But according to U.N. sources, Mr. Riza is not alone in what even the most pro-U.N. diplomats admit might become a general trend of "cleaning of the stables" in the higher echelons of Mr. Annan's administration.
The U.N. controller, Jean Pierre Halbwachs of Mauritius, is said by top U.N. officials to have announced his desire to resign soon as well.
Even more ominous, according to a U.N. diplomat, the undersecretary-general at the head of the department of management, Catherine Bertini, intends to leave in March. Ms. Bertini is the highest-ranking American in Mr. Annan's inner circle, and she is said to be "fed up."
In addition, Mr. Annan would soon have to fill key posts such as his special representative to the Middle East, which will be vacated next week when Terje Roed-Larsen ends his stint there, as well as the head of the U.N. Relief and Works Agency, which deals with Palestinian Arab refugees. According to two sources, Peter Hansen, who currently heads the agency, is going to be pushed out when his current term ends in March.
Mr. Riza, a Pakistani national who is a veteran of the U.N. and diplomacy, is the most powerful of all these names. He has been at Mr. Annan's side through thick and thin, including in what is considered the secretary-general's most glaring failure, the Rwanda genocide in 1994.
The old-line Pakistani diplomat was said by his associates to be mild-mannered and cool under pressure. His style, said one U.N. insider, is a bit "roundabout." Unlike Americans, who believe that the shortest distance between two points is a straight line, Mr. Riza always zigs and zags, he said.
Israeli diplomats, though, have been up in arms about Mr. Riza for some time, saying he represented the Islamic-Arab hard line in Mr. Annan's close circles. "In those moments that the secretariat needed to show a balanced and fair approach, Riza's influence was unhelpful," Israel's ambassador, Dan Gillerman, told the Sun.
Mr. Riza was rumored for a long time to be on his way out, but the abruptness and the timing of yesterday's announcement, on a slow news day on the eve of the holidays - with most beat reporters out on vacation - raised suspicions.

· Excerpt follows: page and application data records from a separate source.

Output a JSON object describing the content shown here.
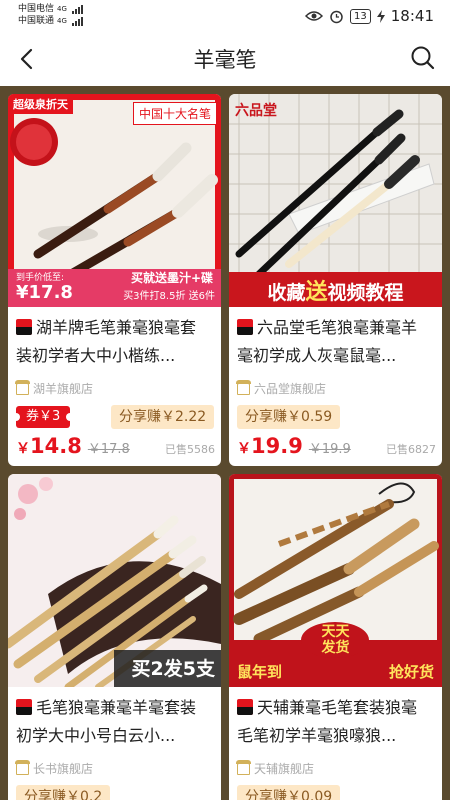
{
  "status_bar": {
    "carrier1": "中国电信",
    "carrier1_net": "4G",
    "carrier2": "中国联通",
    "carrier2_net": "4G",
    "battery": "13",
    "time": "18:41"
  },
  "header": {
    "title": "羊毫笔",
    "back_icon": "chevron-left-icon",
    "search_icon": "search-icon"
  },
  "products": [
    {
      "image_badge": "超级泉折天",
      "image_tag": "中国十大名笔",
      "image_price_label": "到手价低至:",
      "image_price": "¥17.8",
      "image_promo": "买就送墨汁+碟",
      "image_promo2": "买3件打8.5折 送6件",
      "title_line1": "湖羊牌毛笔兼毫狼毫套",
      "title_line2": "装初学者大中小楷练...",
      "shop": "湖羊旗舰店",
      "coupon": "券￥3",
      "share": "分享赚￥2.22",
      "currency": "￥",
      "price": "14.8",
      "original_price": "￥17.8",
      "sold": "已售5586"
    },
    {
      "image_logo": "六品堂",
      "image_banner_a": "收藏",
      "image_banner_b": "送",
      "image_banner_c": "视频教程",
      "title_line1": "六品堂毛笔狼毫兼毫羊",
      "title_line2": "毫初学成人灰毫鼠毫...",
      "shop": "六品堂旗舰店",
      "share": "分享赚￥0.59",
      "currency": "￥",
      "price": "19.9",
      "original_price": "￥19.9",
      "sold": "已售6827"
    },
    {
      "image_banner": "买2发5支",
      "title_line1": "毛笔狼毫兼毫羊毫套装",
      "title_line2": "初学大中小号白云小...",
      "shop": "长书旗舰店",
      "share": "分享赚￥0.2"
    },
    {
      "image_tag1": "天天",
      "image_tag2": "发货",
      "image_left": "鼠年到",
      "image_right": "抢好货",
      "title_line1": "天辅兼毫毛笔套装狼毫",
      "title_line2": "毛笔初学羊毫狼嚎狼...",
      "shop": "天辅旗舰店",
      "share": "分享赚￥0.09"
    }
  ],
  "colors": {
    "accent_red": "#e4141d",
    "share_bg": "#fde7c6",
    "page_bg": "#5a4a2e"
  }
}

"Annan is not resigning, why should Riza?" said one high U.N. official who asked for anonymity. Only on Tuesday night, he added, Mr. Riza and other top officials attended a holiday party on the 38th floor. The official said that he had no inkling that Mr. Riza was going to be out of office the next day.
Neither did most U.N. diplomats, including ambassadors on the Security Council. "I heard it just now," Ambassador Andrey Denisov of Russia said. "It is a surprise to me," Chilean Ambassador Heraldo Munoz said. Algerian Ambassador Abdallah Baali said that he had known for a long time that Mr. Riza intended to leave, but even he said the timing was a surprise to many of his colleagues.
Mr. Riza has raised the ire of the U.N. staff union recently at a meeting in the aftermath of allegations against the head of the U.N.'s internal investigative arm. Some said that the chief of staff had worked to squash the investigation into allegations of abuse of power. When the union voted for a resolution that expressed no confidence in Mr. Annan's senior management, many privately said this was directed at Mr. Riza.
Earlier, Mr. Riza, who was Mr. Annan's lieutenant at the peacekeeping department under Secretary-General Boutros Ghali, ignored cable messages from a U.N. commander in Africa, Lieutenant General Romeo Dallaire of Canada, rather than passing them along to higher-ups in the organization and to the Security Council. General Dallaire had repeatedly warned that mass murder was being planned in Rwanda. "Mistakes were made," Mr. Riza admitted later. "They were misinterpretations of the information that was available, and we have to learn from that and we have to move ahead."